**Problem requirements:** In how many lines of the data does the word "this" appear? Give the number by itself.
:: Records for the task
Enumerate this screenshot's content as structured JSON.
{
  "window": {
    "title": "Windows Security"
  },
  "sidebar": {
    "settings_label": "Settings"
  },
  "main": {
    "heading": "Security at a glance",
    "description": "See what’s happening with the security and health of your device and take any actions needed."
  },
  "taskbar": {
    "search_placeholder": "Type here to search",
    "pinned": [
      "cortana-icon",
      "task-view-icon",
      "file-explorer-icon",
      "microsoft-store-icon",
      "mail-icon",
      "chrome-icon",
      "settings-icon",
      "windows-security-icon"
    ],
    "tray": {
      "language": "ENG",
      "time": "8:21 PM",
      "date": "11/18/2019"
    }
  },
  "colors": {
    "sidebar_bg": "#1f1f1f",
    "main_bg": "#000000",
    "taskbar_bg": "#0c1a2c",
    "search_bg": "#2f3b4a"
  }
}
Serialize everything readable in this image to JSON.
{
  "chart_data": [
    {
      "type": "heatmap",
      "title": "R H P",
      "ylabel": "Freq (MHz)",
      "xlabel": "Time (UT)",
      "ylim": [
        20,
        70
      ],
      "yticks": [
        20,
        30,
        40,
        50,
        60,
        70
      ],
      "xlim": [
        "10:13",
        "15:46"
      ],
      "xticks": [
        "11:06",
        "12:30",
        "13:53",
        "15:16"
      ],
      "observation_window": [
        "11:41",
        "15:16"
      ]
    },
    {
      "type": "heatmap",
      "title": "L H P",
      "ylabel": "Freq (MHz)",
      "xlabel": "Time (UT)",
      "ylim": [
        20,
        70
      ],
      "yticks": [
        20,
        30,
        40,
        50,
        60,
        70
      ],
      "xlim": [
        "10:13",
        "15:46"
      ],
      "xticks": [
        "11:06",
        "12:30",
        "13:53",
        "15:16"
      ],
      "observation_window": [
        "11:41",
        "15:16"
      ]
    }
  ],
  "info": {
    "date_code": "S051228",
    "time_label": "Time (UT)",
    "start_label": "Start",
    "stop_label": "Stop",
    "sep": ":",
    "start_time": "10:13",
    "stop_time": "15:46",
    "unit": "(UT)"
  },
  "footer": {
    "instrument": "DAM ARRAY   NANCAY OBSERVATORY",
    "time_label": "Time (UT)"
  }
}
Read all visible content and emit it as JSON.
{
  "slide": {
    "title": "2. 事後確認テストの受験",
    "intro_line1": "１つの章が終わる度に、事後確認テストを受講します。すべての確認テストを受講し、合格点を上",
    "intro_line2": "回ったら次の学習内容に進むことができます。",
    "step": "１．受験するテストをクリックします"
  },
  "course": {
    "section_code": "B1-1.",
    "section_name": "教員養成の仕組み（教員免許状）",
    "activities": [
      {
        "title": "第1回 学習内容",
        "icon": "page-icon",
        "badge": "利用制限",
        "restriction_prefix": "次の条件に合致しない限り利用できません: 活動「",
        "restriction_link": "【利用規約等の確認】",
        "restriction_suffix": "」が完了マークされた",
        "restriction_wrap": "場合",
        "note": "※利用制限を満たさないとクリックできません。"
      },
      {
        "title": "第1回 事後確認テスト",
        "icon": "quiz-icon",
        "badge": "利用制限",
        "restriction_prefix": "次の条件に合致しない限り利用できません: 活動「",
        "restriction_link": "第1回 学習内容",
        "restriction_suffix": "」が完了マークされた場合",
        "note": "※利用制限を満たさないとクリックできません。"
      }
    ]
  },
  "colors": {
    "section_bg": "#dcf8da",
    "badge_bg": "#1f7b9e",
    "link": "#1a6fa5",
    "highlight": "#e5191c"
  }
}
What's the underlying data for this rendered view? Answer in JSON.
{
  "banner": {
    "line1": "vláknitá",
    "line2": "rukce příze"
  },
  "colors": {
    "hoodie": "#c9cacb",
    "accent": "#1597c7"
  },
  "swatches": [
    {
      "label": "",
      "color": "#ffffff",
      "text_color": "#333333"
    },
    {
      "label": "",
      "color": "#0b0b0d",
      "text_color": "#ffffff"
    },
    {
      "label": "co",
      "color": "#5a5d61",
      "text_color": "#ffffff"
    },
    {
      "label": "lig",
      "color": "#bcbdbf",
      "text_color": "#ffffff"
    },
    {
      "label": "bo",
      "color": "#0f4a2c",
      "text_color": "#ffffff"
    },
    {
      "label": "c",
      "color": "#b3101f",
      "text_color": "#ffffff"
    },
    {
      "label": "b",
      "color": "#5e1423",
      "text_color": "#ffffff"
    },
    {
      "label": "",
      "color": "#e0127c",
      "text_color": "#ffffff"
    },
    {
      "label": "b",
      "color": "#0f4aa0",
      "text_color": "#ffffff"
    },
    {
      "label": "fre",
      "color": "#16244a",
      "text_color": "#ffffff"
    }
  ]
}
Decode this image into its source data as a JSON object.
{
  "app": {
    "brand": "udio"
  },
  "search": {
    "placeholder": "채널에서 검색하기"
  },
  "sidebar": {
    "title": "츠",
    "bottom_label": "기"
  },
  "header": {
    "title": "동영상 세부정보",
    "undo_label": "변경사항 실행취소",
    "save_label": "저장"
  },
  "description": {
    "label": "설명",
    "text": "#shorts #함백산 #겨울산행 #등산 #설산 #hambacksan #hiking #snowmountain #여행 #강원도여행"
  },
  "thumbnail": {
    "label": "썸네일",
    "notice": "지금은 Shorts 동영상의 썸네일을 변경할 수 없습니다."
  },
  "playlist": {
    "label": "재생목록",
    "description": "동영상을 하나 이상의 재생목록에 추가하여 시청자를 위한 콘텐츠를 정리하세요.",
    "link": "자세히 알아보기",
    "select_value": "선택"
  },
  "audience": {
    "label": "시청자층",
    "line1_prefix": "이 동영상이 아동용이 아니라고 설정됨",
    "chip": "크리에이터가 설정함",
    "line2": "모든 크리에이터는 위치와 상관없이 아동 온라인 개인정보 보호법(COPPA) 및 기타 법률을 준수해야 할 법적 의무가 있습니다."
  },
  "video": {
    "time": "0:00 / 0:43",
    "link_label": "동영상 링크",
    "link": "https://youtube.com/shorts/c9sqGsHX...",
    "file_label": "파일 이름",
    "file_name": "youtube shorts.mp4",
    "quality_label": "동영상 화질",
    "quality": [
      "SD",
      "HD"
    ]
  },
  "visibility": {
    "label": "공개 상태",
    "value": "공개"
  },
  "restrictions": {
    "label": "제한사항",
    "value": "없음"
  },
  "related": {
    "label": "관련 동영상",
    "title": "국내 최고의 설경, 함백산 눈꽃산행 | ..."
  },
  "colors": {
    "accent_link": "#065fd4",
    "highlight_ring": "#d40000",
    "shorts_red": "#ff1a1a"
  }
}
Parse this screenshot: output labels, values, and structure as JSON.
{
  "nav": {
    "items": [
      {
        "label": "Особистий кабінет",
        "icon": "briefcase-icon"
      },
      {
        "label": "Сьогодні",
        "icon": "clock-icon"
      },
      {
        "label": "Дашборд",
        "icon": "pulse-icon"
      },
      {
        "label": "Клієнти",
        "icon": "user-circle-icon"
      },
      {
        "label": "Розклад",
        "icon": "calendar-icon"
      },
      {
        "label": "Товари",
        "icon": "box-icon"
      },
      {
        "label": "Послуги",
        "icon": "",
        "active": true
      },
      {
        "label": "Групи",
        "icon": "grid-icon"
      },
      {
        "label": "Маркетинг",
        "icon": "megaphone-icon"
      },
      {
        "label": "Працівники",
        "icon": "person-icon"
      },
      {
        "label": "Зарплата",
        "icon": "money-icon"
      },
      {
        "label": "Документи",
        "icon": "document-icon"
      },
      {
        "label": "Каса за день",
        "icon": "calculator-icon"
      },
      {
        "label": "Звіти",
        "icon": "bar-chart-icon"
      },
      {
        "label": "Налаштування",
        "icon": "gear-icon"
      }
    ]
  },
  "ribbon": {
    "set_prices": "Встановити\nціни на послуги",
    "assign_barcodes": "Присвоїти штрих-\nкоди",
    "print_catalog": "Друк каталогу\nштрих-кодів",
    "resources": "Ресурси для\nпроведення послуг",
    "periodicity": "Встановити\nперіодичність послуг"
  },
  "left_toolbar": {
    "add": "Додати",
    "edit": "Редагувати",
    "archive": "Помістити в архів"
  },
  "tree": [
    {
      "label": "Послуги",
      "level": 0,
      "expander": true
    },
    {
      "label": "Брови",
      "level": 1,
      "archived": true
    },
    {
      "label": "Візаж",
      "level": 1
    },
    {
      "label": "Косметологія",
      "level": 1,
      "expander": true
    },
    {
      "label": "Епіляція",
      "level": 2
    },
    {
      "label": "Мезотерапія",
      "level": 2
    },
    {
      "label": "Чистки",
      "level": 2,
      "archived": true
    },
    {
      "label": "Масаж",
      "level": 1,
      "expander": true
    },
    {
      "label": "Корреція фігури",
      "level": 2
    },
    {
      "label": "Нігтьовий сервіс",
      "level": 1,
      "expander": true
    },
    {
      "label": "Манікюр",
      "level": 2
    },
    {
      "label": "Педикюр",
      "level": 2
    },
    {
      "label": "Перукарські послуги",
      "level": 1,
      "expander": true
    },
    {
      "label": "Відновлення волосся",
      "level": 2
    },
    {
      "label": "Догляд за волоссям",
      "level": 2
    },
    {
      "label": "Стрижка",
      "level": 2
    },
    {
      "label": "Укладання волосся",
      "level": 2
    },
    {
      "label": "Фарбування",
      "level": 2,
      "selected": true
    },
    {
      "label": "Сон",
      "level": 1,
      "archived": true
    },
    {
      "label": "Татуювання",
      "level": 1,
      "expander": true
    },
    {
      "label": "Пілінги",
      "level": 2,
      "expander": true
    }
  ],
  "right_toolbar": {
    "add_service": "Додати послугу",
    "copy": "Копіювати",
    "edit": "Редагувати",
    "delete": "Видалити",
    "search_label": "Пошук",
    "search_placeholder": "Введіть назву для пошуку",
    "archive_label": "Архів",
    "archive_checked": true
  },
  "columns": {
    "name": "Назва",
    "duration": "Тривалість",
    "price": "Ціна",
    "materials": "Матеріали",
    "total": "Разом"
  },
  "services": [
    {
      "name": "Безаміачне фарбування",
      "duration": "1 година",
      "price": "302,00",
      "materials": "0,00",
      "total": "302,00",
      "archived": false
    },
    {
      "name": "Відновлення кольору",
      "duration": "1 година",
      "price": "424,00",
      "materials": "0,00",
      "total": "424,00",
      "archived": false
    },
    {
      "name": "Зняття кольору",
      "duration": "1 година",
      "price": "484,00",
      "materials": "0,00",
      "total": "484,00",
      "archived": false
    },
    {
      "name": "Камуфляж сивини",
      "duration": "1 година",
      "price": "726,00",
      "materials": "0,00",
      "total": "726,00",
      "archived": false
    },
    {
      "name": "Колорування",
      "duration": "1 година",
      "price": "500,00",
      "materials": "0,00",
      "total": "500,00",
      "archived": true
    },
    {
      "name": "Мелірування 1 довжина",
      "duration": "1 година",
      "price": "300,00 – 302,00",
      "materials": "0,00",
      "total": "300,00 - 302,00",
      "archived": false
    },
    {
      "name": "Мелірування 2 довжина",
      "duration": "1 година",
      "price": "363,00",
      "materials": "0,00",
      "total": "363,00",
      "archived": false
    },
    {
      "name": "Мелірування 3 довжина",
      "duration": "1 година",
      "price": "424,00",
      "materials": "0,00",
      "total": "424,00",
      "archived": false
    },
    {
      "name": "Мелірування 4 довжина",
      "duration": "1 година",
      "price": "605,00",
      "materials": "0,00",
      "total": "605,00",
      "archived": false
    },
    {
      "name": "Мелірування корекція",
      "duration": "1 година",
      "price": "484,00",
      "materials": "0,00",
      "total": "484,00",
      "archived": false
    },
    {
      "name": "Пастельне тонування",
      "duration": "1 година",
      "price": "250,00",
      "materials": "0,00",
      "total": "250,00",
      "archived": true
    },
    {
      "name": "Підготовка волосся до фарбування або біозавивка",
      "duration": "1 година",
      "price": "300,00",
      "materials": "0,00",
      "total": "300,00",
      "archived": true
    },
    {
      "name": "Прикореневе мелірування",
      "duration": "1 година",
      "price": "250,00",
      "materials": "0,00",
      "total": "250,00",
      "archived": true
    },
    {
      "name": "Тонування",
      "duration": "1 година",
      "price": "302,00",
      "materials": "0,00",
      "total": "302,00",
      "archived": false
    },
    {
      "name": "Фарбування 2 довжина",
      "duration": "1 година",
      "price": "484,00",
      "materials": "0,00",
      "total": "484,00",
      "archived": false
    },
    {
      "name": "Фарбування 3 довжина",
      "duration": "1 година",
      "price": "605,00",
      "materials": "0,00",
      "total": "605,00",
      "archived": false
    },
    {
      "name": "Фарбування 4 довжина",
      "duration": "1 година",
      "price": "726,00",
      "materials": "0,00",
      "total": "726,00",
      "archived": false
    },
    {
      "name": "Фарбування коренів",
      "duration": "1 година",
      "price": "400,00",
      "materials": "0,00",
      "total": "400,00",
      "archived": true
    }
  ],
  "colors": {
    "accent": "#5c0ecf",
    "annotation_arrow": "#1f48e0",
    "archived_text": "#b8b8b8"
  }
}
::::
**Answer space:** 5